Records from a dataset
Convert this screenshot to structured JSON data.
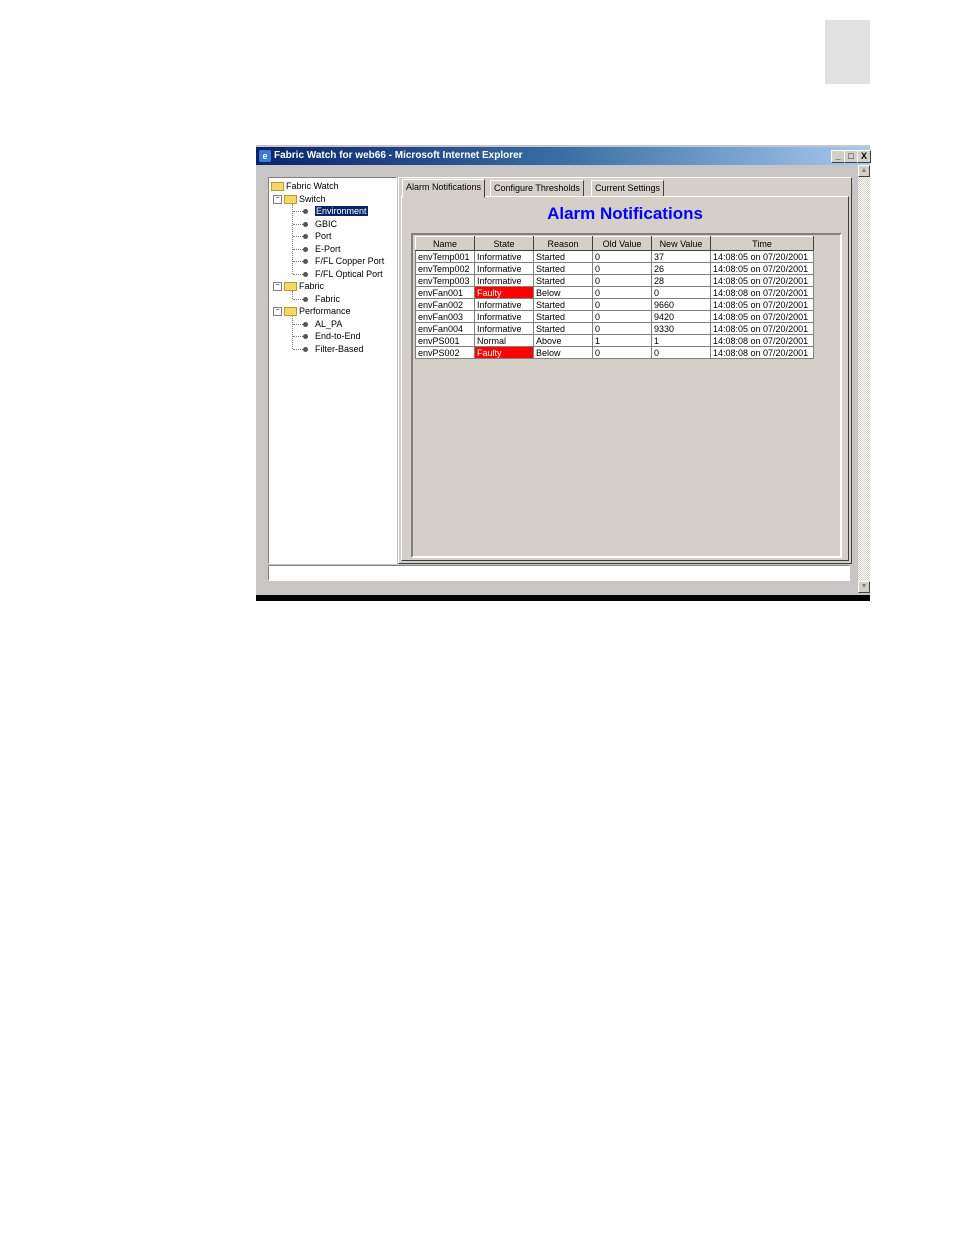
{
  "window": {
    "title": "Fabric Watch for web66 - Microsoft Internet Explorer",
    "controls": {
      "minimize": "_",
      "maximize": "□",
      "close": "X"
    }
  },
  "tree": {
    "root": "Fabric Watch",
    "groups": [
      {
        "label": "Switch",
        "items": [
          "Environment",
          "GBIC",
          "Port",
          "E-Port",
          "F/FL Copper Port",
          "F/FL Optical Port"
        ]
      },
      {
        "label": "Fabric",
        "items": [
          "Fabric"
        ]
      },
      {
        "label": "Performance",
        "items": [
          "AL_PA",
          "End-to-End",
          "Filter-Based"
        ]
      }
    ],
    "selected": "Environment"
  },
  "tabs": [
    "Alarm Notifications",
    "Configure Thresholds",
    "Current Settings"
  ],
  "active_tab": "Alarm Notifications",
  "heading": "Alarm Notifications",
  "table": {
    "columns": [
      "Name",
      "State",
      "Reason",
      "Old Value",
      "New Value",
      "Time"
    ],
    "rows": [
      [
        "envTemp001",
        "Informative",
        "Started",
        "0",
        "37",
        "14:08:05 on 07/20/2001"
      ],
      [
        "envTemp002",
        "Informative",
        "Started",
        "0",
        "26",
        "14:08:05 on 07/20/2001"
      ],
      [
        "envTemp003",
        "Informative",
        "Started",
        "0",
        "28",
        "14:08:05 on 07/20/2001"
      ],
      [
        "envFan001",
        "Faulty",
        "Below",
        "0",
        "0",
        "14:08:08 on 07/20/2001"
      ],
      [
        "envFan002",
        "Informative",
        "Started",
        "0",
        "9660",
        "14:08:05 on 07/20/2001"
      ],
      [
        "envFan003",
        "Informative",
        "Started",
        "0",
        "9420",
        "14:08:05 on 07/20/2001"
      ],
      [
        "envFan004",
        "Informative",
        "Started",
        "0",
        "9330",
        "14:08:05 on 07/20/2001"
      ],
      [
        "envPS001",
        "Normal",
        "Above",
        "1",
        "1",
        "14:08:08 on 07/20/2001"
      ],
      [
        "envPS002",
        "Faulty",
        "Below",
        "0",
        "0",
        "14:08:08 on 07/20/2001"
      ]
    ]
  },
  "colors": {
    "faulty": "#ff0000",
    "heading": "#0000ff",
    "selection": "#0a246a"
  }
}
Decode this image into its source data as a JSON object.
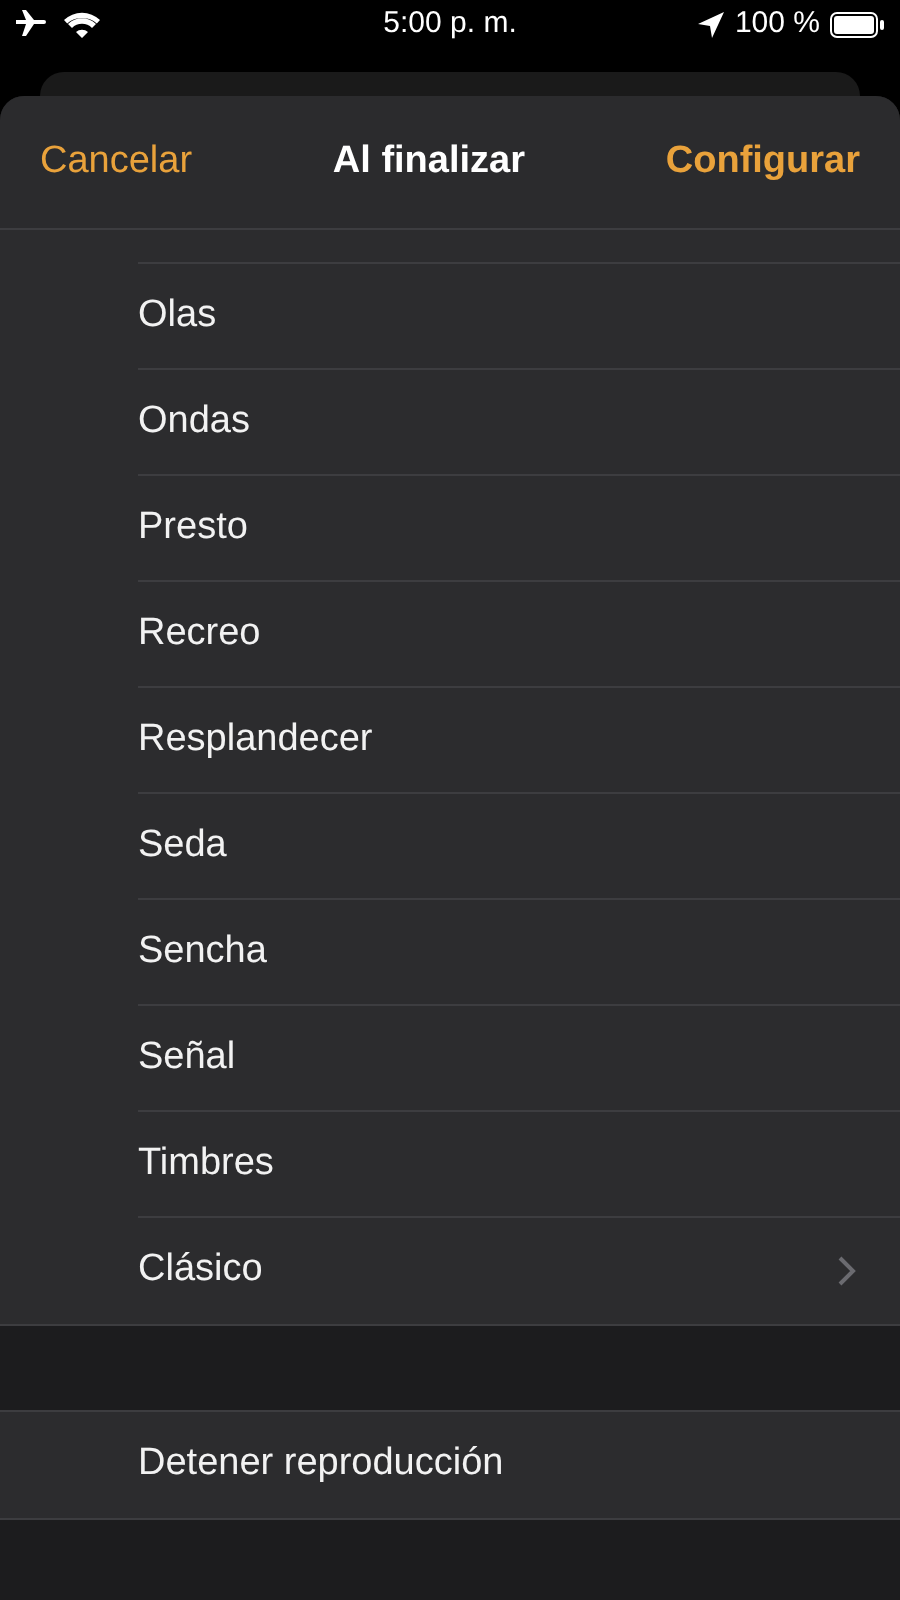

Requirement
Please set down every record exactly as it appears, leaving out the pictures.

Task solution
Convert this screenshot to structured JSON data.
{
  "window": {
    "title": "Fabric Watch for web66 - Microsoft Internet Explorer",
    "controls": {
      "minimize": "_",
      "maximize": "□",
      "close": "X"
    }
  },
  "tree": {
    "root": "Fabric Watch",
    "groups": [
      {
        "label": "Switch",
        "items": [
          "Environment",
          "GBIC",
          "Port",
          "E-Port",
          "F/FL Copper Port",
          "F/FL Optical Port"
        ]
      },
      {
        "label": "Fabric",
        "items": [
          "Fabric"
        ]
      },
      {
        "label": "Performance",
        "items": [
          "AL_PA",
          "End-to-End",
          "Filter-Based"
        ]
      }
    ],
    "selected": "Environment"
  },
  "tabs": [
    "Alarm Notifications",
    "Configure Thresholds",
    "Current Settings"
  ],
  "active_tab": "Alarm Notifications",
  "heading": "Alarm Notifications",
  "table": {
    "columns": [
      "Name",
      "State",
      "Reason",
      "Old Value",
      "New Value",
      "Time"
    ],
    "rows": [
      [
        "envTemp001",
        "Informative",
        "Started",
        "0",
        "37",
        "14:08:05 on 07/20/2001"
      ],
      [
        "envTemp002",
        "Informative",
        "Started",
        "0",
        "26",
        "14:08:05 on 07/20/2001"
      ],
      [
        "envTemp003",
        "Informative",
        "Started",
        "0",
        "28",
        "14:08:05 on 07/20/2001"
      ],
      [
        "envFan001",
        "Faulty",
        "Below",
        "0",
        "0",
        "14:08:08 on 07/20/2001"
      ],
      [
        "envFan002",
        "Informative",
        "Started",
        "0",
        "9660",
        "14:08:05 on 07/20/2001"
      ],
      [
        "envFan003",
        "Informative",
        "Started",
        "0",
        "9420",
        "14:08:05 on 07/20/2001"
      ],
      [
        "envFan004",
        "Informative",
        "Started",
        "0",
        "9330",
        "14:08:05 on 07/20/2001"
      ],
      [
        "envPS001",
        "Normal",
        "Above",
        "1",
        "1",
        "14:08:08 on 07/20/2001"
      ],
      [
        "envPS002",
        "Faulty",
        "Below",
        "0",
        "0",
        "14:08:08 on 07/20/2001"
      ]
    ]
  },
  "colors": {
    "faulty": "#ff0000",
    "heading": "#0000ff",
    "selection": "#0a246a"
  }
}
Decode this image into its source data as a JSON object.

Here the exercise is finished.